- **Task instructions**
Would you repeat every entry below word for word but drop the images?

- **Records supplied**
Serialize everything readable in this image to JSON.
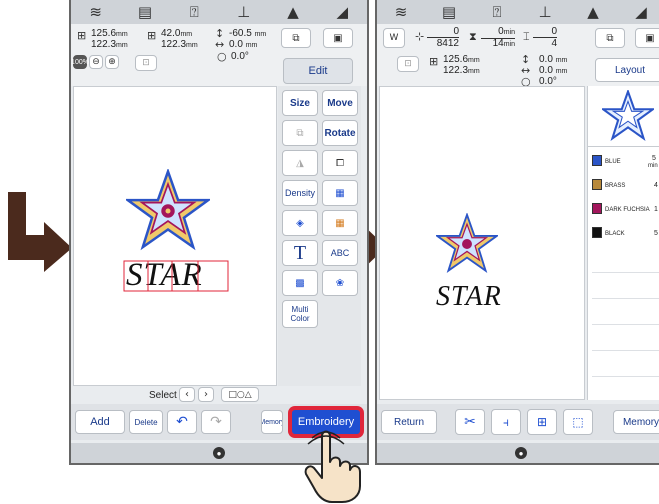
{
  "left_screen": {
    "status_icons": [
      "wifi-icon",
      "document-icon",
      "help-icon",
      "thread-spool-icon",
      "lock-icon",
      "machine-icon"
    ],
    "dimensions": {
      "width": "125.6",
      "height": "122.3",
      "unit": "mm"
    },
    "hoop_size": {
      "width": "42.0",
      "height": "122.3",
      "unit": "mm"
    },
    "offset": {
      "vertical": "-60.5",
      "horizontal": "0.0",
      "rotation": "0.0°",
      "unit": "mm"
    },
    "zoom_label": "100%",
    "edit_button": "Edit",
    "side_buttons": {
      "size": "Size",
      "move": "Move",
      "rotate": "Rotate",
      "density": "Density",
      "multi_color": "Multi\nColor",
      "text": "T",
      "abc": "ABC"
    },
    "design_text": "STAR",
    "select_label": "Select",
    "bottom_buttons": {
      "add": "Add",
      "delete": "Delete",
      "memory": "Memory",
      "embroidery": "Embroidery"
    }
  },
  "right_screen": {
    "status_icons": [
      "wifi-icon",
      "document-icon",
      "help-icon",
      "thread-spool-icon",
      "lock-icon",
      "machine-icon"
    ],
    "stitch_counter": {
      "current": "0",
      "total": "8412"
    },
    "time_counter": {
      "current": "0",
      "unit": "min",
      "total": "14"
    },
    "color_counter": {
      "current": "0",
      "total": "4"
    },
    "dimensions": {
      "width": "125.6",
      "height": "122.3",
      "unit": "mm"
    },
    "offset": {
      "vertical": "0.0",
      "horizontal": "0.0",
      "rotation": "0.0°",
      "unit": "mm"
    },
    "layout_button": "Layout",
    "design_text": "STAR",
    "thread_colors": [
      {
        "name": "BLUE",
        "time": "5",
        "unit": "min",
        "color": "#2b55c7"
      },
      {
        "name": "BRASS",
        "time": "4",
        "color": "#b8893a"
      },
      {
        "name": "DARK FUCHSIA",
        "time": "1",
        "color": "#a3165c"
      },
      {
        "name": "BLACK",
        "time": "5",
        "color": "#111111"
      }
    ],
    "bottom_buttons": {
      "return": "Return",
      "memory": "Memory"
    }
  },
  "colors": {
    "accent_red": "#e0263a",
    "button_blue": "#1f4fd1",
    "arrow_brown": "#4b2a1d",
    "hand_fill": "#f6e3c8"
  }
}
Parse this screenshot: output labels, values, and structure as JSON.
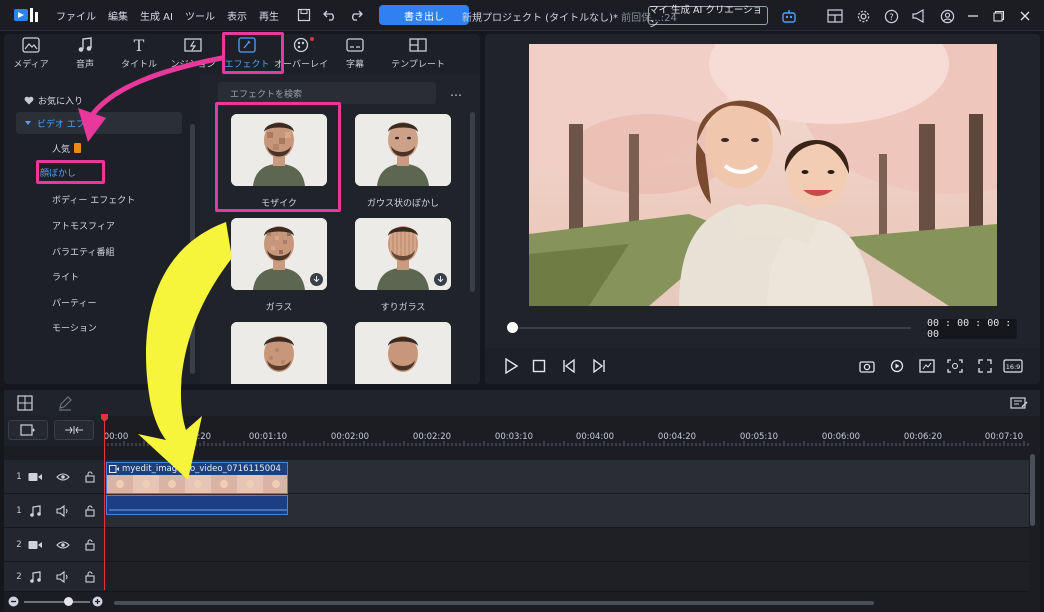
{
  "menubar": {
    "items": [
      "ファイル",
      "編集",
      "生成 AI",
      "ツール",
      "表示",
      "再生"
    ],
    "export_label": "書き出し",
    "project_title": "新規プロジェクト (タイトルなし)*",
    "project_subtitle": "前回保...:24",
    "ai_creation_label": "マイ 生成 AI クリエーション"
  },
  "tabs": [
    {
      "label": "メディア"
    },
    {
      "label": "音声"
    },
    {
      "label": "タイトル"
    },
    {
      "label": "ンジション"
    },
    {
      "label": "エフェクト"
    },
    {
      "label": "オーバーレイ"
    },
    {
      "label": "字幕"
    },
    {
      "label": "テンプレート"
    }
  ],
  "categories": {
    "favorites": "お気に入り",
    "parent": "ビデオ エフェ",
    "children": [
      "人気",
      "顔ぼかし",
      "ボディー エフェクト",
      "アトモスフィア",
      "バラエティ番組",
      "ライト",
      "パーティー",
      "モーション"
    ]
  },
  "effects": {
    "search_placeholder": "エフェクトを検索",
    "more": "…",
    "items": [
      {
        "label": "モザイク"
      },
      {
        "label": "ガウス状のぼかし"
      },
      {
        "label": "ガラス"
      },
      {
        "label": "すりガラス"
      },
      {
        "label": ""
      },
      {
        "label": ""
      }
    ]
  },
  "preview": {
    "timecode": "00 : 00 : 00 : 00",
    "progress": 0,
    "aspect_label": "16:9"
  },
  "timeline": {
    "ruler_labels": [
      "00:00",
      "00:00:20",
      "00:01:10",
      "00:02:00",
      "00:02:20",
      "00:03:10",
      "00:04:00",
      "00:04:20",
      "00:05:10",
      "00:06:00",
      "00:06:20",
      "00:07:10"
    ],
    "tracks": [
      {
        "num": "1",
        "type": "video"
      },
      {
        "num": "1",
        "type": "audio"
      },
      {
        "num": "2",
        "type": "video"
      },
      {
        "num": "2",
        "type": "audio"
      }
    ],
    "clip_title": "myedit_image_to_video_0716115004"
  },
  "colors": {
    "accent": "#4ea1ff",
    "export": "#2f80f0",
    "highlight_pink": "#e8389c",
    "arrow_yellow": "#f6f43b",
    "playhead": "#e0353d"
  }
}
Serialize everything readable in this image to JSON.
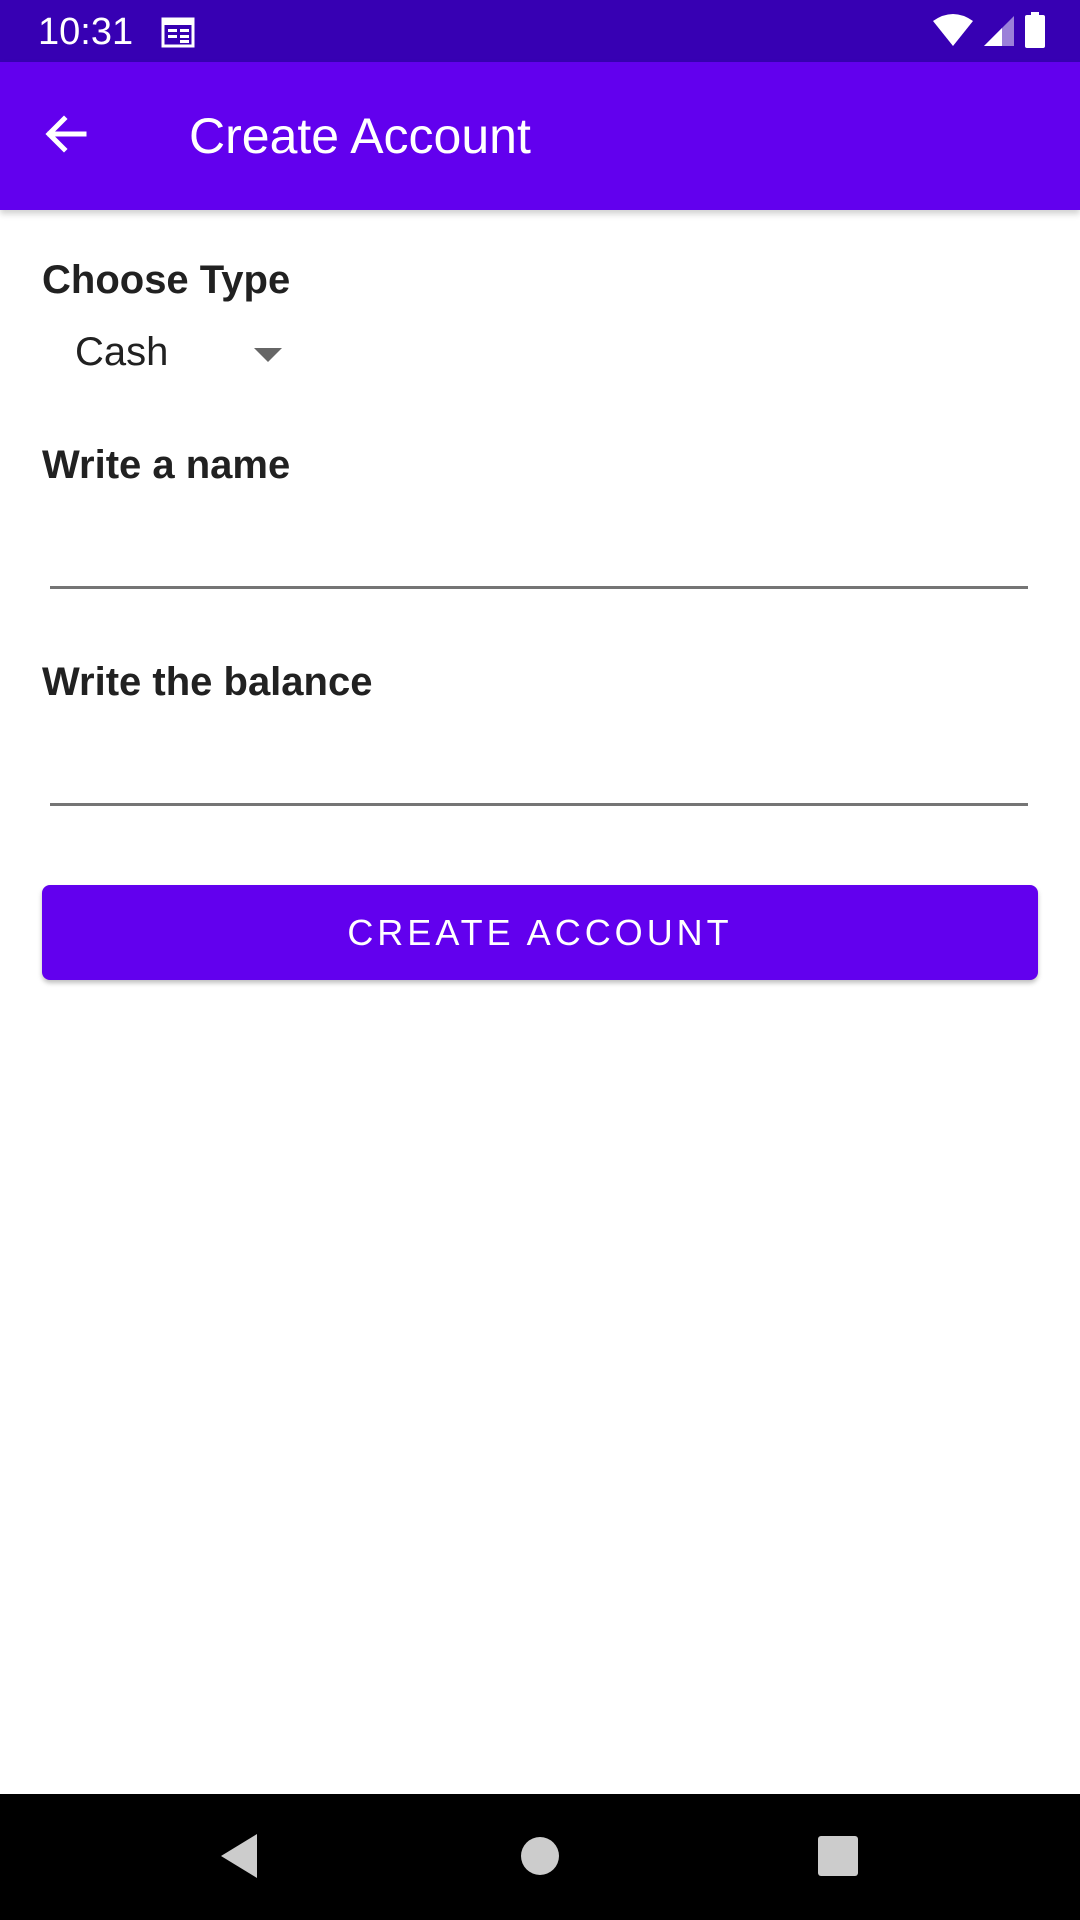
{
  "status_bar": {
    "time": "10:31",
    "icons": [
      "calendar-icon",
      "wifi-icon",
      "signal-icon",
      "battery-icon"
    ],
    "background": "#3700b3"
  },
  "app_bar": {
    "title": "Create Account",
    "back_icon": "arrow-back-icon",
    "background": "#6200ee"
  },
  "form": {
    "type_label": "Choose Type",
    "type_value": "Cash",
    "name_label": "Write a name",
    "name_value": "",
    "balance_label": "Write the balance",
    "balance_value": "",
    "submit_label": "CREATE ACCOUNT"
  },
  "nav_bar": {
    "icons": [
      "nav-back-icon",
      "nav-home-icon",
      "nav-recents-icon"
    ]
  },
  "colors": {
    "primary": "#6200ee",
    "primary_dark": "#3700b3",
    "text": "#212121"
  }
}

- **Expected answer**
Serialize everything readable in this image to JSON.
{
  "left_screen": {
    "status_icons": [
      "wifi-icon",
      "document-icon",
      "help-icon",
      "thread-spool-icon",
      "lock-icon",
      "machine-icon"
    ],
    "dimensions": {
      "width": "125.6",
      "height": "122.3",
      "unit": "mm"
    },
    "hoop_size": {
      "width": "42.0",
      "height": "122.3",
      "unit": "mm"
    },
    "offset": {
      "vertical": "-60.5",
      "horizontal": "0.0",
      "rotation": "0.0°",
      "unit": "mm"
    },
    "zoom_label": "100%",
    "edit_button": "Edit",
    "side_buttons": {
      "size": "Size",
      "move": "Move",
      "rotate": "Rotate",
      "density": "Density",
      "multi_color": "Multi\nColor",
      "text": "T",
      "abc": "ABC"
    },
    "design_text": "STAR",
    "select_label": "Select",
    "bottom_buttons": {
      "add": "Add",
      "delete": "Delete",
      "memory": "Memory",
      "embroidery": "Embroidery"
    }
  },
  "right_screen": {
    "status_icons": [
      "wifi-icon",
      "document-icon",
      "help-icon",
      "thread-spool-icon",
      "lock-icon",
      "machine-icon"
    ],
    "stitch_counter": {
      "current": "0",
      "total": "8412"
    },
    "time_counter": {
      "current": "0",
      "unit": "min",
      "total": "14"
    },
    "color_counter": {
      "current": "0",
      "total": "4"
    },
    "dimensions": {
      "width": "125.6",
      "height": "122.3",
      "unit": "mm"
    },
    "offset": {
      "vertical": "0.0",
      "horizontal": "0.0",
      "rotation": "0.0°",
      "unit": "mm"
    },
    "layout_button": "Layout",
    "design_text": "STAR",
    "thread_colors": [
      {
        "name": "BLUE",
        "time": "5",
        "unit": "min",
        "color": "#2b55c7"
      },
      {
        "name": "BRASS",
        "time": "4",
        "color": "#b8893a"
      },
      {
        "name": "DARK FUCHSIA",
        "time": "1",
        "color": "#a3165c"
      },
      {
        "name": "BLACK",
        "time": "5",
        "color": "#111111"
      }
    ],
    "bottom_buttons": {
      "return": "Return",
      "memory": "Memory"
    }
  },
  "colors": {
    "accent_red": "#e0263a",
    "button_blue": "#1f4fd1",
    "arrow_brown": "#4b2a1d",
    "hand_fill": "#f6e3c8"
  }
}
Parse this screenshot: output labels, values, and structure as JSON.
{
  "menubar": {
    "items": [
      "ファイル",
      "編集",
      "生成 AI",
      "ツール",
      "表示",
      "再生"
    ],
    "export_label": "書き出し",
    "project_title": "新規プロジェクト (タイトルなし)*",
    "project_subtitle": "前回保...:24",
    "ai_creation_label": "マイ 生成 AI クリエーション"
  },
  "tabs": [
    {
      "label": "メディア"
    },
    {
      "label": "音声"
    },
    {
      "label": "タイトル"
    },
    {
      "label": "ンジション"
    },
    {
      "label": "エフェクト"
    },
    {
      "label": "オーバーレイ"
    },
    {
      "label": "字幕"
    },
    {
      "label": "テンプレート"
    }
  ],
  "categories": {
    "favorites": "お気に入り",
    "parent": "ビデオ エフェ",
    "children": [
      "人気",
      "顔ぼかし",
      "ボディー エフェクト",
      "アトモスフィア",
      "バラエティ番組",
      "ライト",
      "パーティー",
      "モーション"
    ]
  },
  "effects": {
    "search_placeholder": "エフェクトを検索",
    "more": "…",
    "items": [
      {
        "label": "モザイク"
      },
      {
        "label": "ガウス状のぼかし"
      },
      {
        "label": "ガラス"
      },
      {
        "label": "すりガラス"
      },
      {
        "label": ""
      },
      {
        "label": ""
      }
    ]
  },
  "preview": {
    "timecode": "00 : 00 : 00 : 00",
    "progress": 0,
    "aspect_label": "16:9"
  },
  "timeline": {
    "ruler_labels": [
      "00:00",
      "00:00:20",
      "00:01:10",
      "00:02:00",
      "00:02:20",
      "00:03:10",
      "00:04:00",
      "00:04:20",
      "00:05:10",
      "00:06:00",
      "00:06:20",
      "00:07:10"
    ],
    "tracks": [
      {
        "num": "1",
        "type": "video"
      },
      {
        "num": "1",
        "type": "audio"
      },
      {
        "num": "2",
        "type": "video"
      },
      {
        "num": "2",
        "type": "audio"
      }
    ],
    "clip_title": "myedit_image_to_video_0716115004"
  },
  "colors": {
    "accent": "#4ea1ff",
    "export": "#2f80f0",
    "highlight_pink": "#e8389c",
    "arrow_yellow": "#f6f43b",
    "playhead": "#e0353d"
  }
}
Serialize everything readable in this image to JSON.
{
  "status_bar": {
    "time": "10:31",
    "icons": [
      "calendar-icon",
      "wifi-icon",
      "signal-icon",
      "battery-icon"
    ],
    "background": "#3700b3"
  },
  "app_bar": {
    "title": "Create Account",
    "back_icon": "arrow-back-icon",
    "background": "#6200ee"
  },
  "form": {
    "type_label": "Choose Type",
    "type_value": "Cash",
    "name_label": "Write a name",
    "name_value": "",
    "balance_label": "Write the balance",
    "balance_value": "",
    "submit_label": "CREATE ACCOUNT"
  },
  "nav_bar": {
    "icons": [
      "nav-back-icon",
      "nav-home-icon",
      "nav-recents-icon"
    ]
  },
  "colors": {
    "primary": "#6200ee",
    "primary_dark": "#3700b3",
    "text": "#212121"
  }
}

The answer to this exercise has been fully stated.